• R.A.F. Cas, J.W. Wright, 1987. Volcanic successions: modern and ancient. London Unwin Hyman.

• H. Sigurdsson (Ed.), 2000. Encyclopedia of Volcanoes. Accademic press, San Diego, U.S.A.

• M.J. Branney, P. Kokelaar, 2002. Pyroclastic density currents and the sedimentation of ignimbrites. Geological Society of London, Memoirs 27.

• H.U. Schminke, 2004. Volcanism. Springer-Verlag, Berlin Heidelberg

Teaching methods

PowerPoint presentations.

Recognition of volcanic rocks and deposits through hand samples or outcrop photographs.

Laboratory exercises on gas measuring

PC activity on softwares and codes for the estimation of eruption physical parametres

Field activity aimed at verifying the learning of the concepts treated during the room lectures.

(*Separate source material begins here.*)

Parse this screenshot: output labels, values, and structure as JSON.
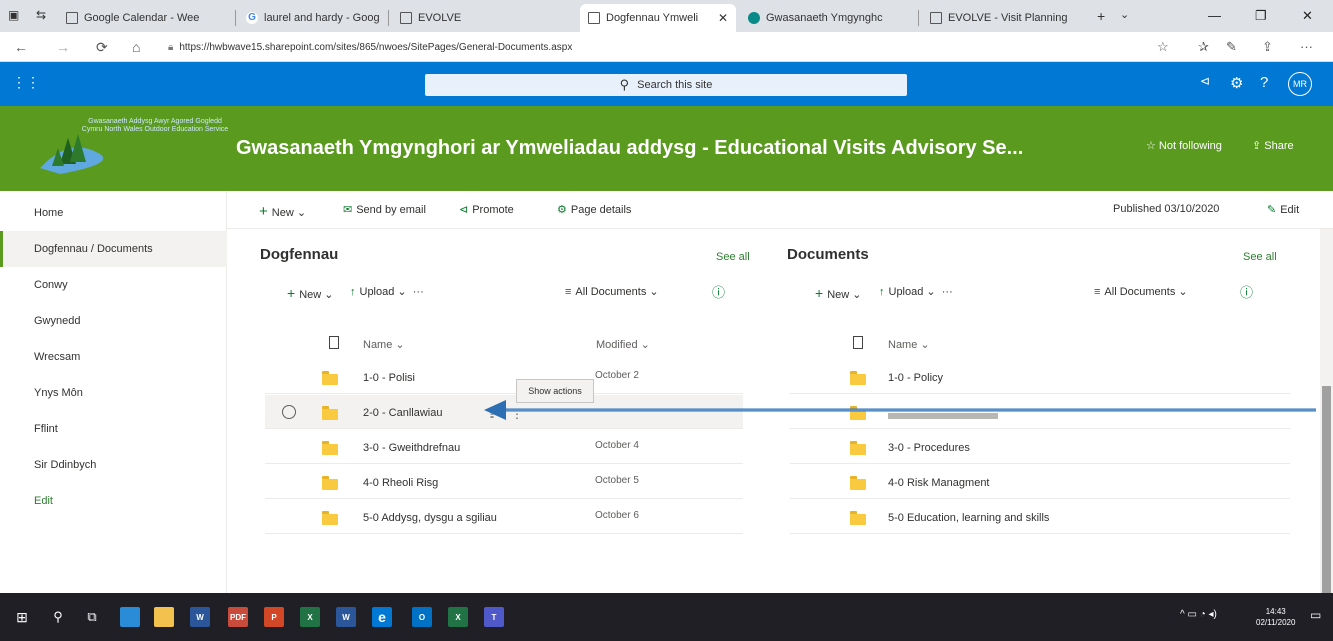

In consideration of the types of activities and teaching methods adopted, the attendance of this course requires all students to carry out modules 1 and 2 in e-learning [https://www.unibo.it/it/servizi- e-opportunities / health-and-assistance / health-and-safety / safety-and-health-in-places-of-study-and-training] and participation in module 3 of specific training on safety and health in places of study. Information on dates and methods of attendance of module 3 can be consulted in the specific section of the degree program website.

Assessment methods

Oral or written exam.

Laboratory and PC exercises

Teaching tools


Hand samples.

Laboratory instruments

Softwares and codes

Office hours

See the website of Federico Lucchi

See the website of Dmitri Rouwet

See the website of Antonio Costa